ABOUT THIS TASK
Your answer must be the records below, given again exactly, with no pictures in it.

RECORD EXCERPTS
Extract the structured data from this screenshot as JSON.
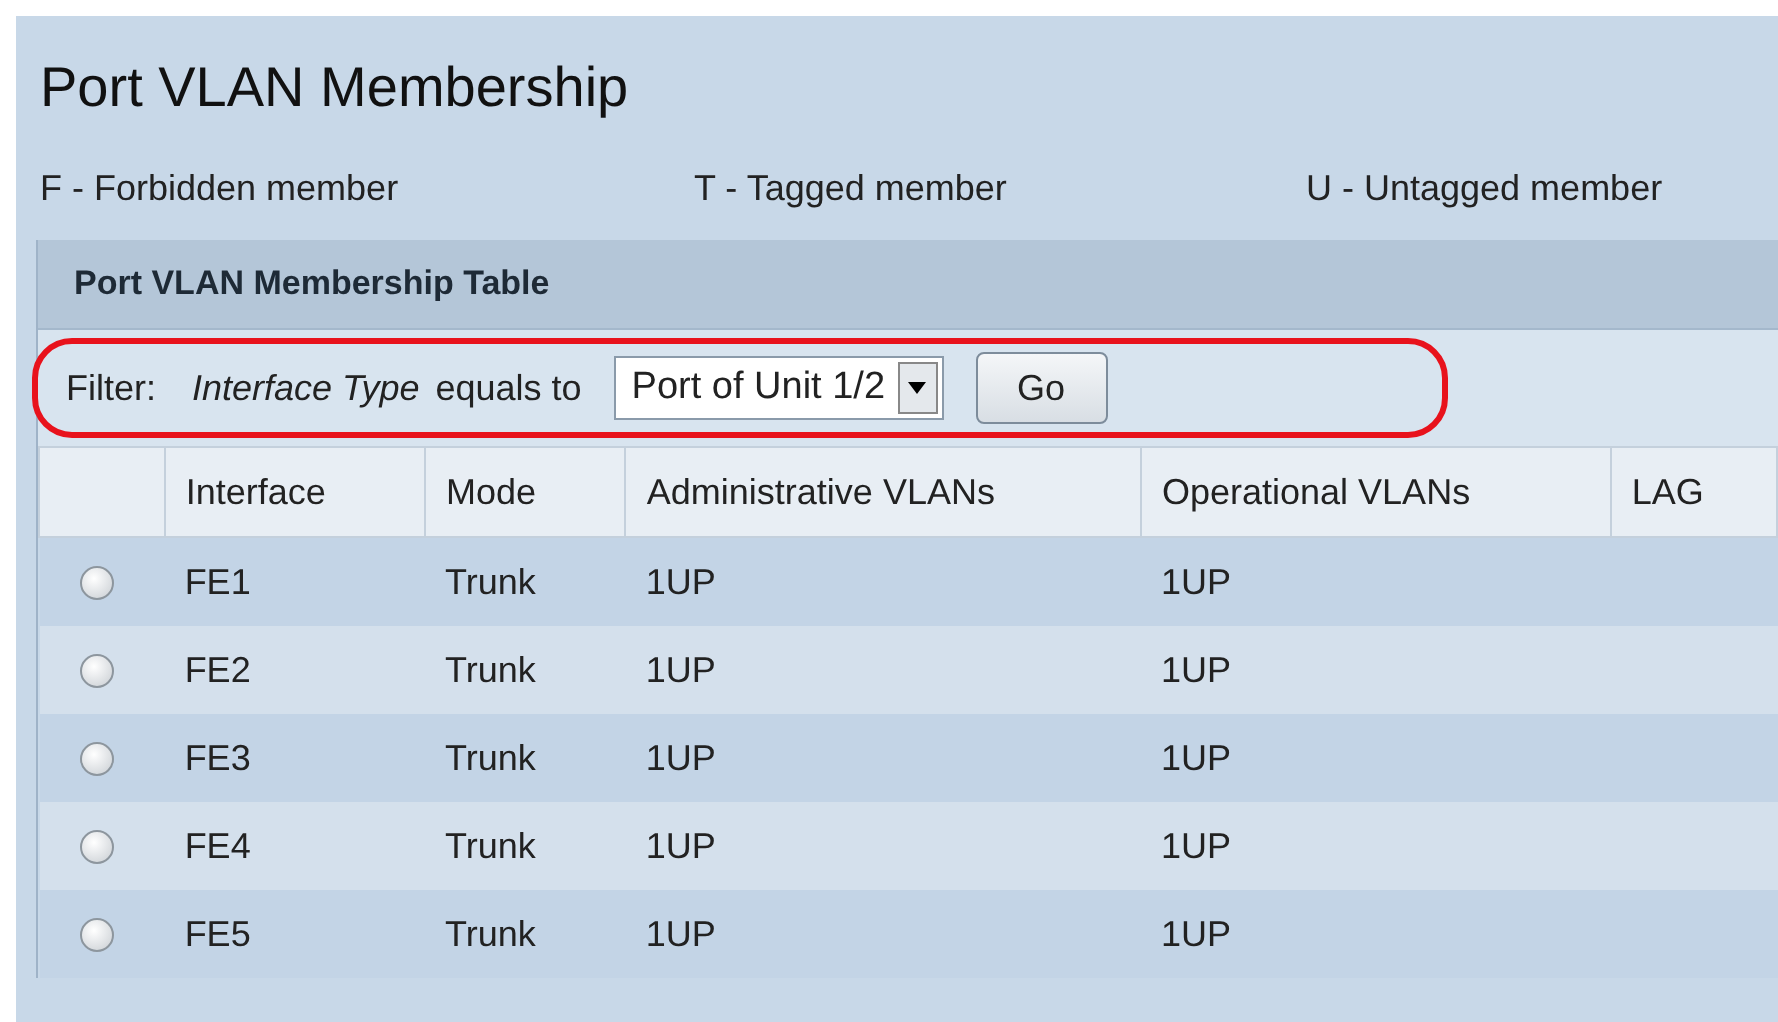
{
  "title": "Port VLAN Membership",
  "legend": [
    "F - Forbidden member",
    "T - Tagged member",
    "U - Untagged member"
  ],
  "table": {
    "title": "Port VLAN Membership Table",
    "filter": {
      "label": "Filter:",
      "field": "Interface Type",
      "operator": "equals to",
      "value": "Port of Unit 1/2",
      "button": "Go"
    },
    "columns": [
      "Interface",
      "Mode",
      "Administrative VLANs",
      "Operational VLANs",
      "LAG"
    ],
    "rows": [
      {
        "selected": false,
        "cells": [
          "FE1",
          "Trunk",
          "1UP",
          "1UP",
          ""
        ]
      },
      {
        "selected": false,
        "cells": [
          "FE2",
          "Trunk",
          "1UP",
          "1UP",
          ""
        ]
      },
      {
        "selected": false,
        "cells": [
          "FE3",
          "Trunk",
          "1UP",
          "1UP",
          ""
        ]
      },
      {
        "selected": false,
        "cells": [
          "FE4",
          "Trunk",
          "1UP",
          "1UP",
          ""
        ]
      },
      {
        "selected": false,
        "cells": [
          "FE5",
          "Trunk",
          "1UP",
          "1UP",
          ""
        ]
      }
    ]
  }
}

WRITTEN SOLUTION
Extract the structured data from this screenshot as JSON.
{
  "title": "Port VLAN Membership",
  "legend": [
    "F - Forbidden member",
    "T - Tagged member",
    "U - Untagged member"
  ],
  "table": {
    "title": "Port VLAN Membership Table",
    "filter": {
      "label": "Filter:",
      "field": "Interface Type",
      "operator": "equals to",
      "value": "Port of Unit 1/2",
      "button": "Go"
    },
    "columns": [
      "Interface",
      "Mode",
      "Administrative VLANs",
      "Operational VLANs",
      "LAG"
    ],
    "rows": [
      {
        "selected": false,
        "cells": [
          "FE1",
          "Trunk",
          "1UP",
          "1UP",
          ""
        ]
      },
      {
        "selected": false,
        "cells": [
          "FE2",
          "Trunk",
          "1UP",
          "1UP",
          ""
        ]
      },
      {
        "selected": false,
        "cells": [
          "FE3",
          "Trunk",
          "1UP",
          "1UP",
          ""
        ]
      },
      {
        "selected": false,
        "cells": [
          "FE4",
          "Trunk",
          "1UP",
          "1UP",
          ""
        ]
      },
      {
        "selected": false,
        "cells": [
          "FE5",
          "Trunk",
          "1UP",
          "1UP",
          ""
        ]
      }
    ]
  }
}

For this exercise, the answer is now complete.